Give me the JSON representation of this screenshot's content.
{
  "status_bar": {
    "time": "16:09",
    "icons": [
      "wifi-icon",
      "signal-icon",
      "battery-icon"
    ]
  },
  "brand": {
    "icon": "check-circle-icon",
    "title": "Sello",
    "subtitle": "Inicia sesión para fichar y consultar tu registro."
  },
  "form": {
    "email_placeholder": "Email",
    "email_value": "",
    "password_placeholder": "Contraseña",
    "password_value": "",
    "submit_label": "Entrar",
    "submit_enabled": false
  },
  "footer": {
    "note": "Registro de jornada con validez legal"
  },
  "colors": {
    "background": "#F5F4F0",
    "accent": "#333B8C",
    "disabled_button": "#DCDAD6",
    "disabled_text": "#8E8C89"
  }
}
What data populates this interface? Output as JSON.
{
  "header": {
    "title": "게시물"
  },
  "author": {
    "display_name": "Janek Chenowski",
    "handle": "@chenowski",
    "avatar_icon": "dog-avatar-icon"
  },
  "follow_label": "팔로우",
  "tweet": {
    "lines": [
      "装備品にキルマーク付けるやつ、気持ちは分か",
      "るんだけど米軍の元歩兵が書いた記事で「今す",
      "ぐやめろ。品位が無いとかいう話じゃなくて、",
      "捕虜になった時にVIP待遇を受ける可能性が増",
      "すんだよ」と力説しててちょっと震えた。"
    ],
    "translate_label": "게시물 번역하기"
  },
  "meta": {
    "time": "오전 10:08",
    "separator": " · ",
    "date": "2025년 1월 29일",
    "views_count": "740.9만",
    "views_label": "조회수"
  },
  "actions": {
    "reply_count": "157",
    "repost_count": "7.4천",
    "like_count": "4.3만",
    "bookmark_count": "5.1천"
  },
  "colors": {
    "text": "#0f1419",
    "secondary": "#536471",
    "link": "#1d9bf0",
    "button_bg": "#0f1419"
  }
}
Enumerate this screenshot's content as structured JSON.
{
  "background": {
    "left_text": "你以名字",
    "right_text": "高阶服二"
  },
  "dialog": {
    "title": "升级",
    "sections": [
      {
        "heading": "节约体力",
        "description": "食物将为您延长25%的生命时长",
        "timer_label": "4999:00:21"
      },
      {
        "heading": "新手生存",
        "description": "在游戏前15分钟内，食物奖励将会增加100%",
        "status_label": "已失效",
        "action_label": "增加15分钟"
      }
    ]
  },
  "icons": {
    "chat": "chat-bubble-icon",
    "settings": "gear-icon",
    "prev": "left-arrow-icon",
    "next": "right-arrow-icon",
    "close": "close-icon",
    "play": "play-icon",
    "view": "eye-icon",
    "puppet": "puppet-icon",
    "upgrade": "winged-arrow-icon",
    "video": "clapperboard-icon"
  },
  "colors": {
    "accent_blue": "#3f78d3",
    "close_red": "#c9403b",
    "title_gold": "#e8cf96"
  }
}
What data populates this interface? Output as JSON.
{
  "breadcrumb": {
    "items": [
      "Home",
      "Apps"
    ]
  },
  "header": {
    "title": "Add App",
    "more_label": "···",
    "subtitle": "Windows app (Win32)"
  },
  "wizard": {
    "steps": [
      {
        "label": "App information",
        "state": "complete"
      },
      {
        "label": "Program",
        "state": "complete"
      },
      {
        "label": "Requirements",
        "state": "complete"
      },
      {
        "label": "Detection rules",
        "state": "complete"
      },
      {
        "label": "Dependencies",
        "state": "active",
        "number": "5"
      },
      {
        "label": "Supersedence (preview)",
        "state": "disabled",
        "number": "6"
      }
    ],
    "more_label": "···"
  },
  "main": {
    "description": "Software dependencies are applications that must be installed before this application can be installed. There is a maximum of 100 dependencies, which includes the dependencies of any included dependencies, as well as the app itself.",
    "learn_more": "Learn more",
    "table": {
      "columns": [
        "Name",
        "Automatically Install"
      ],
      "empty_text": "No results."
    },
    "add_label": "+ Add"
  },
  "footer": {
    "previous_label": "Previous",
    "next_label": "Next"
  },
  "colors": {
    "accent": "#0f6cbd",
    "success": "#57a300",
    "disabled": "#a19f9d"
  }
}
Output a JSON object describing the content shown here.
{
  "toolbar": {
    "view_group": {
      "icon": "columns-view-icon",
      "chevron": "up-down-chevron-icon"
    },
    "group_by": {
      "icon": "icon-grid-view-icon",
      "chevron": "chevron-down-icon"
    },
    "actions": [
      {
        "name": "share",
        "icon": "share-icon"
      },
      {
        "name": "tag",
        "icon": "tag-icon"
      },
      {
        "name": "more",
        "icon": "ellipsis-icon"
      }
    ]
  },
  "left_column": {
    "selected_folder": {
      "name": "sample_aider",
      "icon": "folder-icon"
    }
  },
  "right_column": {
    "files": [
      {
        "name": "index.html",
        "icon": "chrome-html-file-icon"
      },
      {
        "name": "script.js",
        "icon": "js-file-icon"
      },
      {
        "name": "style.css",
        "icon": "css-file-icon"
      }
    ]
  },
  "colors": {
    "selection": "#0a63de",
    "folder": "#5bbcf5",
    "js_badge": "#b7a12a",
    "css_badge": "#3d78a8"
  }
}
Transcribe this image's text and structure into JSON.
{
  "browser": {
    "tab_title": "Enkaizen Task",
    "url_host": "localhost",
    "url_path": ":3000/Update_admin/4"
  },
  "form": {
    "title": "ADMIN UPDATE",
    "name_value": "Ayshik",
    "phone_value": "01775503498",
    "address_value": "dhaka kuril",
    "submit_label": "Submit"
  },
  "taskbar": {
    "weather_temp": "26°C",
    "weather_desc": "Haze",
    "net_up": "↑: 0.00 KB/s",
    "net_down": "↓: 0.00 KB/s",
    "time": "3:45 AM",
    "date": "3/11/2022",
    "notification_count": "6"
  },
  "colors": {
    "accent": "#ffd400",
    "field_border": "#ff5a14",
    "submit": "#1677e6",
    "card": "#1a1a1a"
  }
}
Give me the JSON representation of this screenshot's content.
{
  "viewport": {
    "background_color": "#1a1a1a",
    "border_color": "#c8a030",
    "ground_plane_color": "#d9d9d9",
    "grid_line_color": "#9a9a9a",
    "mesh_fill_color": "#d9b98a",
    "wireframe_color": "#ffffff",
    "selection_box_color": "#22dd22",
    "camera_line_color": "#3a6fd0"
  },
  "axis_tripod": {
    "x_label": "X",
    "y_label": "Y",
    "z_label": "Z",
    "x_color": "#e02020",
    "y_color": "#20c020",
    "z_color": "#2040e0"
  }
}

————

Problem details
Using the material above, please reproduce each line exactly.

Response to this exercise
Give me the JSON representation of this screenshot's content.
{
  "status_bar": {
    "time": "16:09",
    "icons": [
      "wifi-icon",
      "signal-icon",
      "battery-icon"
    ]
  },
  "brand": {
    "icon": "check-circle-icon",
    "title": "Sello",
    "subtitle": "Inicia sesión para fichar y consultar tu registro."
  },
  "form": {
    "email_placeholder": "Email",
    "email_value": "",
    "password_placeholder": "Contraseña",
    "password_value": "",
    "submit_label": "Entrar",
    "submit_enabled": false
  },
  "footer": {
    "note": "Registro de jornada con validez legal"
  },
  "colors": {
    "background": "#F5F4F0",
    "accent": "#333B8C",
    "disabled_button": "#DCDAD6",
    "disabled_text": "#8E8C89"
  }
}
What data populates this interface? Output as JSON.
{
  "header": {
    "title": "게시물"
  },
  "author": {
    "display_name": "Janek Chenowski",
    "handle": "@chenowski",
    "avatar_icon": "dog-avatar-icon"
  },
  "follow_label": "팔로우",
  "tweet": {
    "lines": [
      "装備品にキルマーク付けるやつ、気持ちは分か",
      "るんだけど米軍の元歩兵が書いた記事で「今す",
      "ぐやめろ。品位が無いとかいう話じゃなくて、",
      "捕虜になった時にVIP待遇を受ける可能性が増",
      "すんだよ」と力説しててちょっと震えた。"
    ],
    "translate_label": "게시물 번역하기"
  },
  "meta": {
    "time": "오전 10:08",
    "separator": " · ",
    "date": "2025년 1월 29일",
    "views_count": "740.9만",
    "views_label": "조회수"
  },
  "actions": {
    "reply_count": "157",
    "repost_count": "7.4천",
    "like_count": "4.3만",
    "bookmark_count": "5.1천"
  },
  "colors": {
    "text": "#0f1419",
    "secondary": "#536471",
    "link": "#1d9bf0",
    "button_bg": "#0f1419"
  }
}
Enumerate this screenshot's content as structured JSON.
{
  "background": {
    "left_text": "你以名字",
    "right_text": "高阶服二"
  },
  "dialog": {
    "title": "升级",
    "sections": [
      {
        "heading": "节约体力",
        "description": "食物将为您延长25%的生命时长",
        "timer_label": "4999:00:21"
      },
      {
        "heading": "新手生存",
        "description": "在游戏前15分钟内，食物奖励将会增加100%",
        "status_label": "已失效",
        "action_label": "增加15分钟"
      }
    ]
  },
  "icons": {
    "chat": "chat-bubble-icon",
    "settings": "gear-icon",
    "prev": "left-arrow-icon",
    "next": "right-arrow-icon",
    "close": "close-icon",
    "play": "play-icon",
    "view": "eye-icon",
    "puppet": "puppet-icon",
    "upgrade": "winged-arrow-icon",
    "video": "clapperboard-icon"
  },
  "colors": {
    "accent_blue": "#3f78d3",
    "close_red": "#c9403b",
    "title_gold": "#e8cf96"
  }
}
What data populates this interface? Output as JSON.
{
  "breadcrumb": {
    "items": [
      "Home",
      "Apps"
    ]
  },
  "header": {
    "title": "Add App",
    "more_label": "···",
    "subtitle": "Windows app (Win32)"
  },
  "wizard": {
    "steps": [
      {
        "label": "App information",
        "state": "complete"
      },
      {
        "label": "Program",
        "state": "complete"
      },
      {
        "label": "Requirements",
        "state": "complete"
      },
      {
        "label": "Detection rules",
        "state": "complete"
      },
      {
        "label": "Dependencies",
        "state": "active",
        "number": "5"
      },
      {
        "label": "Supersedence (preview)",
        "state": "disabled",
        "number": "6"
      }
    ],
    "more_label": "···"
  },
  "main": {
    "description": "Software dependencies are applications that must be installed before this application can be installed. There is a maximum of 100 dependencies, which includes the dependencies of any included dependencies, as well as the app itself.",
    "learn_more": "Learn more",
    "table": {
      "columns": [
        "Name",
        "Automatically Install"
      ],
      "empty_text": "No results."
    },
    "add_label": "+ Add"
  },
  "footer": {
    "previous_label": "Previous",
    "next_label": "Next"
  },
  "colors": {
    "accent": "#0f6cbd",
    "success": "#57a300",
    "disabled": "#a19f9d"
  }
}
Output a JSON object describing the content shown here.
{
  "toolbar": {
    "view_group": {
      "icon": "columns-view-icon",
      "chevron": "up-down-chevron-icon"
    },
    "group_by": {
      "icon": "icon-grid-view-icon",
      "chevron": "chevron-down-icon"
    },
    "actions": [
      {
        "name": "share",
        "icon": "share-icon"
      },
      {
        "name": "tag",
        "icon": "tag-icon"
      },
      {
        "name": "more",
        "icon": "ellipsis-icon"
      }
    ]
  },
  "left_column": {
    "selected_folder": {
      "name": "sample_aider",
      "icon": "folder-icon"
    }
  },
  "right_column": {
    "files": [
      {
        "name": "index.html",
        "icon": "chrome-html-file-icon"
      },
      {
        "name": "script.js",
        "icon": "js-file-icon"
      },
      {
        "name": "style.css",
        "icon": "css-file-icon"
      }
    ]
  },
  "colors": {
    "selection": "#0a63de",
    "folder": "#5bbcf5",
    "js_badge": "#b7a12a",
    "css_badge": "#3d78a8"
  }
}
Transcribe this image's text and structure into JSON.
{
  "browser": {
    "tab_title": "Enkaizen Task",
    "url_host": "localhost",
    "url_path": ":3000/Update_admin/4"
  },
  "form": {
    "title": "ADMIN UPDATE",
    "name_value": "Ayshik",
    "phone_value": "01775503498",
    "address_value": "dhaka kuril",
    "submit_label": "Submit"
  },
  "taskbar": {
    "weather_temp": "26°C",
    "weather_desc": "Haze",
    "net_up": "↑: 0.00 KB/s",
    "net_down": "↓: 0.00 KB/s",
    "time": "3:45 AM",
    "date": "3/11/2022",
    "notification_count": "6"
  },
  "colors": {
    "accent": "#ffd400",
    "field_border": "#ff5a14",
    "submit": "#1677e6",
    "card": "#1a1a1a"
  }
}
Give me the JSON representation of this screenshot's content.
{
  "viewport": {
    "background_color": "#1a1a1a",
    "border_color": "#c8a030",
    "ground_plane_color": "#d9d9d9",
    "grid_line_color": "#9a9a9a",
    "mesh_fill_color": "#d9b98a",
    "wireframe_color": "#ffffff",
    "selection_box_color": "#22dd22",
    "camera_line_color": "#3a6fd0"
  },
  "axis_tripod": {
    "x_label": "X",
    "y_label": "Y",
    "z_label": "Z",
    "x_color": "#e02020",
    "y_color": "#20c020",
    "z_color": "#2040e0"
  }
}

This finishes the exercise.